— TASK ITEM —
Leaving out all pictures, return the records word for word.

— RECORDED INFORMATION —
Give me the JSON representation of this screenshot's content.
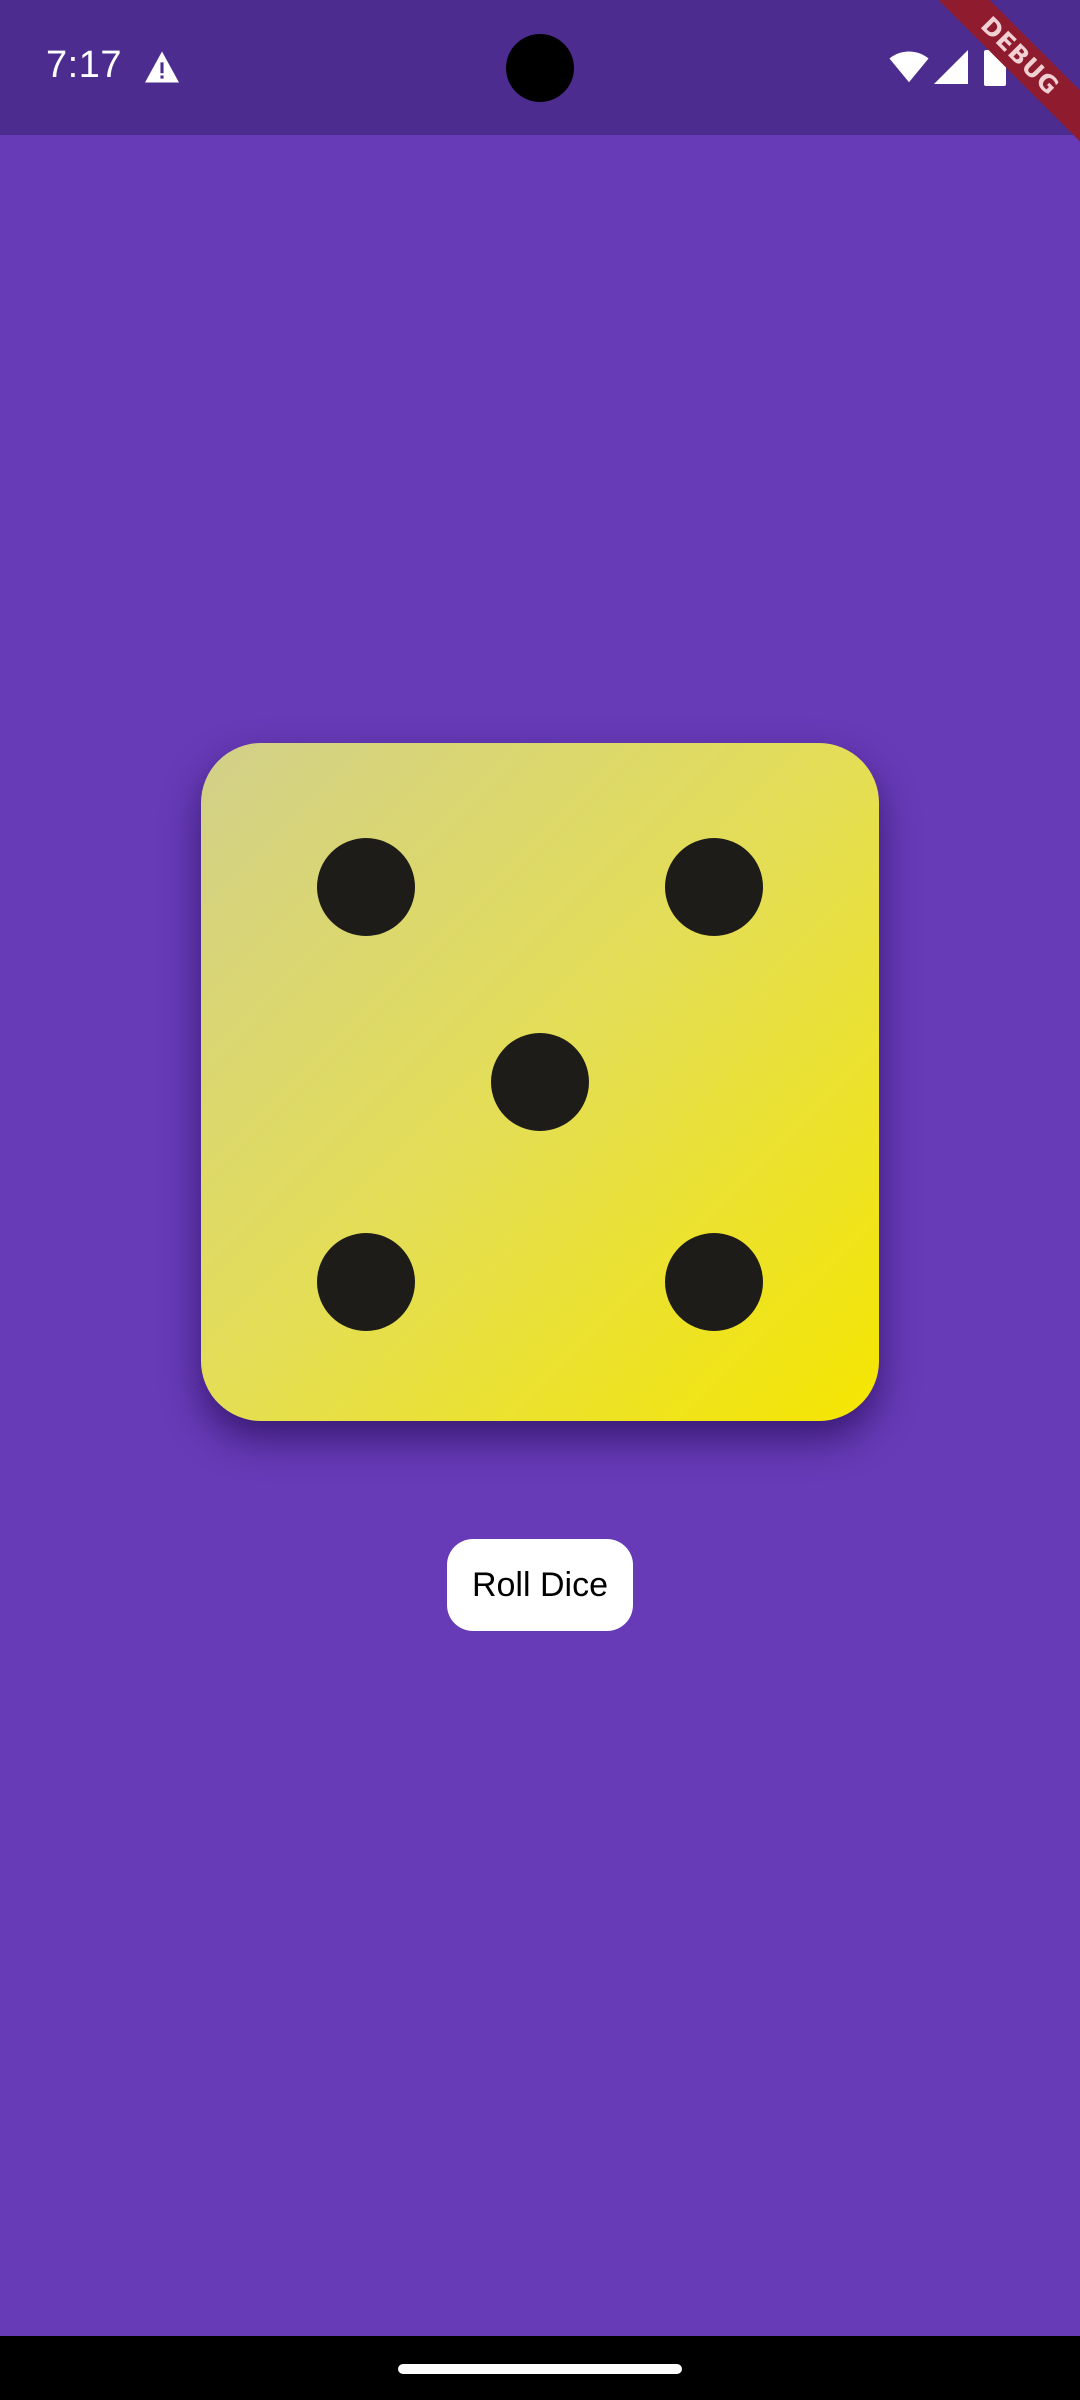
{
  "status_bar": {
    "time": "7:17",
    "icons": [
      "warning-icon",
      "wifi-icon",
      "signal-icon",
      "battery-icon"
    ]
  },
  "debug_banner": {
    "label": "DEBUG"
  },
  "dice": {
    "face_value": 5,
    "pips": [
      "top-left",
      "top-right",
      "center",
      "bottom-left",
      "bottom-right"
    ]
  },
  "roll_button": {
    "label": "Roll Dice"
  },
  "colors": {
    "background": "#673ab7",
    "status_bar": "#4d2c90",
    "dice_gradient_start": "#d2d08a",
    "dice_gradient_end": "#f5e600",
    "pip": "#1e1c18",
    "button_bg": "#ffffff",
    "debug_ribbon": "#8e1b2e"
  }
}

— RESULT OF THIS EXERCISE —
Give me the JSON representation of this screenshot's content.
{
  "status_bar": {
    "time": "7:17",
    "icons": [
      "warning-icon",
      "wifi-icon",
      "signal-icon",
      "battery-icon"
    ]
  },
  "debug_banner": {
    "label": "DEBUG"
  },
  "dice": {
    "face_value": 5,
    "pips": [
      "top-left",
      "top-right",
      "center",
      "bottom-left",
      "bottom-right"
    ]
  },
  "roll_button": {
    "label": "Roll Dice"
  },
  "colors": {
    "background": "#673ab7",
    "status_bar": "#4d2c90",
    "dice_gradient_start": "#d2d08a",
    "dice_gradient_end": "#f5e600",
    "pip": "#1e1c18",
    "button_bg": "#ffffff",
    "debug_ribbon": "#8e1b2e"
  }
}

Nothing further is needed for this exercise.